TASK OBJECTIVE = Where the word "true" occurs in a line of the listing, please copy the line.

• • • • • • •

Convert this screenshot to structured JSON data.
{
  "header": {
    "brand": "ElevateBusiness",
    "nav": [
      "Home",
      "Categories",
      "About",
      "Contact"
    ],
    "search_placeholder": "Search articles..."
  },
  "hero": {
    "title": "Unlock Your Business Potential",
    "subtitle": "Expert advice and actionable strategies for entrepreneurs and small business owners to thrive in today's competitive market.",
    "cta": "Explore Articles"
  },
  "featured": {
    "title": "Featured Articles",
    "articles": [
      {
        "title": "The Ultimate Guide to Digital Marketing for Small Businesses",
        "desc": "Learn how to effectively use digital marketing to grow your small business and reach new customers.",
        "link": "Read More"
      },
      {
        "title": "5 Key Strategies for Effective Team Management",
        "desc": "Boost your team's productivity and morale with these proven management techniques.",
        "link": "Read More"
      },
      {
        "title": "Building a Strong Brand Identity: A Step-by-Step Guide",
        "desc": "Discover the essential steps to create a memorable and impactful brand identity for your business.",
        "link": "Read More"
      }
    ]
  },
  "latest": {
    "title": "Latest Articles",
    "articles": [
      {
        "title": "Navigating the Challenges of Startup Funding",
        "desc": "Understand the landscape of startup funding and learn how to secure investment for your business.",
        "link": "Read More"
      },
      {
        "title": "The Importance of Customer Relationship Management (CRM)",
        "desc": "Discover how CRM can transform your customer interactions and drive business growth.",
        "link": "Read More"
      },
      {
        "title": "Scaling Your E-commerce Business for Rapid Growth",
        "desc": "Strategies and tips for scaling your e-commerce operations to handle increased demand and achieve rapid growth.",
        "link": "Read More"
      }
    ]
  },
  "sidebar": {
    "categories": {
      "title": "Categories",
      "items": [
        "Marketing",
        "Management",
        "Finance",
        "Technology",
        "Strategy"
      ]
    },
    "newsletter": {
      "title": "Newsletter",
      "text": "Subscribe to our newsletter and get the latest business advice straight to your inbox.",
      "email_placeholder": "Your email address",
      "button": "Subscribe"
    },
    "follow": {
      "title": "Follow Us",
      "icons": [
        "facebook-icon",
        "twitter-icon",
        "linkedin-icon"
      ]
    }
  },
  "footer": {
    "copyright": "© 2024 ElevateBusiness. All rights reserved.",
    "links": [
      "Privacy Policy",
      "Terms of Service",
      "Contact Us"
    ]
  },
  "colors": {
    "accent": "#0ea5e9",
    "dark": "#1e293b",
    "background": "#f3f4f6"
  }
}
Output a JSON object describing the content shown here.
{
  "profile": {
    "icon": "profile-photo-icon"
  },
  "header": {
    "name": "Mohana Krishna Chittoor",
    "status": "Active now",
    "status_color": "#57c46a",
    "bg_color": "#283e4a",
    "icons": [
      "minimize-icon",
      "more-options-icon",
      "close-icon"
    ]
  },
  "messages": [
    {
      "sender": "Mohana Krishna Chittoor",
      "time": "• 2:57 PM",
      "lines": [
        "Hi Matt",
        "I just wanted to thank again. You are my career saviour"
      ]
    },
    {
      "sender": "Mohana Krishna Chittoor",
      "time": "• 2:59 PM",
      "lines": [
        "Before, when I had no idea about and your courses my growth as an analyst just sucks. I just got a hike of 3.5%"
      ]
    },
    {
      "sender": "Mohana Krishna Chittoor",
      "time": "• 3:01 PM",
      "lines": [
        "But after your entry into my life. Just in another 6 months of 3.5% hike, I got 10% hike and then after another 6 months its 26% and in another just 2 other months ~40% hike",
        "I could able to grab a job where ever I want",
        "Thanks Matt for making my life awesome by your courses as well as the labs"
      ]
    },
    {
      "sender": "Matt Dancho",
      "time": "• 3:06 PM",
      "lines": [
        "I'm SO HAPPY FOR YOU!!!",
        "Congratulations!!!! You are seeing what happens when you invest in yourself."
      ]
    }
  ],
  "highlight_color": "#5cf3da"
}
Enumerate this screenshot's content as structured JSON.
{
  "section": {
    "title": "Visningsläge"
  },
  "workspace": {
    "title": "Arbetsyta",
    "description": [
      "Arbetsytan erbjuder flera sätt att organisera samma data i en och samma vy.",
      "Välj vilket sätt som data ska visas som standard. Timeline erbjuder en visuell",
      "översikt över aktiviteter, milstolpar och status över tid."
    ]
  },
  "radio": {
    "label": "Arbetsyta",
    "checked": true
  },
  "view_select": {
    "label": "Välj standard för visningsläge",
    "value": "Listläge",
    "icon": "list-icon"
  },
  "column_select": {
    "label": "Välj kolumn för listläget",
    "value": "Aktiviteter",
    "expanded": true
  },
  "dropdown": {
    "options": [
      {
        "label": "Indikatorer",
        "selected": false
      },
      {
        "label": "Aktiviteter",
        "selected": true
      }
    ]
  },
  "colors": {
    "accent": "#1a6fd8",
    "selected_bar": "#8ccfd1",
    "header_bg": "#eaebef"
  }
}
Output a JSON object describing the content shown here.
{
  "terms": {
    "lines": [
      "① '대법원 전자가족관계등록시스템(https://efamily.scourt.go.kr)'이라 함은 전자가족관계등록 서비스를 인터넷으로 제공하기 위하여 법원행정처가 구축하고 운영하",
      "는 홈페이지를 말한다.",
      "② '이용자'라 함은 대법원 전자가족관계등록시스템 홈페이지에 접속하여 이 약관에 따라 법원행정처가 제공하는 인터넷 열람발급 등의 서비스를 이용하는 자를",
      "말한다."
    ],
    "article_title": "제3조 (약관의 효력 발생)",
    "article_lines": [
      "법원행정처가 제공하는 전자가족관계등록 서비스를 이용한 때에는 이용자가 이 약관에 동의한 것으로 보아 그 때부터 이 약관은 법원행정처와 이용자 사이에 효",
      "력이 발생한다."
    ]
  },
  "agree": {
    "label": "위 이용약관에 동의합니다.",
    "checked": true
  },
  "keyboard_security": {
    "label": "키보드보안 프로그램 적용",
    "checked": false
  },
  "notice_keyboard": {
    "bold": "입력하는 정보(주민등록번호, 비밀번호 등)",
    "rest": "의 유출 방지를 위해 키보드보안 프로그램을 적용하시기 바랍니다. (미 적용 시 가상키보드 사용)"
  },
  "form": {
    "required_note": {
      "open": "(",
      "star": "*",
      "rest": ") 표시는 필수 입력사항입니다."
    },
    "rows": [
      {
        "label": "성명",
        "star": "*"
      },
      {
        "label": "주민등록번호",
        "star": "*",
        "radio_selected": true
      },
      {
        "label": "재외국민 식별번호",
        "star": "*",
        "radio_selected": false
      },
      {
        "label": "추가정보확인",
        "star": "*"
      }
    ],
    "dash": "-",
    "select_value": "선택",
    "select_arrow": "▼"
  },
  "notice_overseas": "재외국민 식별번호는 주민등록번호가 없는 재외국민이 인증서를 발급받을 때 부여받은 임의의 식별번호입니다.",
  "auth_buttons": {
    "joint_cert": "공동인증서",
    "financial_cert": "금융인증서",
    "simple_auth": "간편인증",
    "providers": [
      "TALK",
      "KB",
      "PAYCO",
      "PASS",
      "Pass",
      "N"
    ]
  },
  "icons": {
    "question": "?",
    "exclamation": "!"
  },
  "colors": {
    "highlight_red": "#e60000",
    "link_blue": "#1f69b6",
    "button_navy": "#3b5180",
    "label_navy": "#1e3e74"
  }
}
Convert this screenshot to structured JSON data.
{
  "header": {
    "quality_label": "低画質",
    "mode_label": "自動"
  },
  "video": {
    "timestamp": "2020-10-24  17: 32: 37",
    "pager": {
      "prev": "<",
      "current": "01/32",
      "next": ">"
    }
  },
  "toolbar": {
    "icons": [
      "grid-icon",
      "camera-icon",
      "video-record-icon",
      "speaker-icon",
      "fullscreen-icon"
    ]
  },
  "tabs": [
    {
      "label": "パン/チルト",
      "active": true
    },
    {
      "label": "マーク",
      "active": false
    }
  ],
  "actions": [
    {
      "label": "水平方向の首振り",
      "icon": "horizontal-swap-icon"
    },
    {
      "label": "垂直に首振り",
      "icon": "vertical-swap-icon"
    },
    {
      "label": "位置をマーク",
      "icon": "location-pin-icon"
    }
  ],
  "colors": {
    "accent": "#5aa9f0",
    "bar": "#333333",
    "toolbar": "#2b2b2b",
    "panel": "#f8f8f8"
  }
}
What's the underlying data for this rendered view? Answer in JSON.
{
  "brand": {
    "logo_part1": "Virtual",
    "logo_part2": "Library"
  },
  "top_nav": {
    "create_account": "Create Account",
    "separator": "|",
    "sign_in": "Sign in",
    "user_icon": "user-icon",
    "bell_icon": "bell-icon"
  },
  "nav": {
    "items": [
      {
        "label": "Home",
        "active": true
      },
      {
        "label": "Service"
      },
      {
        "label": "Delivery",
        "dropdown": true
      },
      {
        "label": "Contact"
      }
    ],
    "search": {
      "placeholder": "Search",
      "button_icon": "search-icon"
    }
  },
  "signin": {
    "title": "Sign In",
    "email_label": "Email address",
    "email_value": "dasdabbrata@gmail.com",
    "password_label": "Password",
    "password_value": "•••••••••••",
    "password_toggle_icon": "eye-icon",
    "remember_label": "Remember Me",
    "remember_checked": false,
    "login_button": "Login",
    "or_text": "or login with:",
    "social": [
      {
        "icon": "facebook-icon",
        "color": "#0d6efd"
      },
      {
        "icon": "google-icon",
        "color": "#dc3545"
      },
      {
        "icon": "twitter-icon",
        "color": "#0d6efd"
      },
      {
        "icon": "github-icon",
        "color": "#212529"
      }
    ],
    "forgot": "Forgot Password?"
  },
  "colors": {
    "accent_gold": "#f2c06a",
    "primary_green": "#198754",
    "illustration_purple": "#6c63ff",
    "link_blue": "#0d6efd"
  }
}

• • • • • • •

EXERCISE RESULT =
    "checked": true
    "expanded": true
        "selected": true
    "checked": true
        "radio_selected": true
      "active": true
        "active": true
        "dropdown": true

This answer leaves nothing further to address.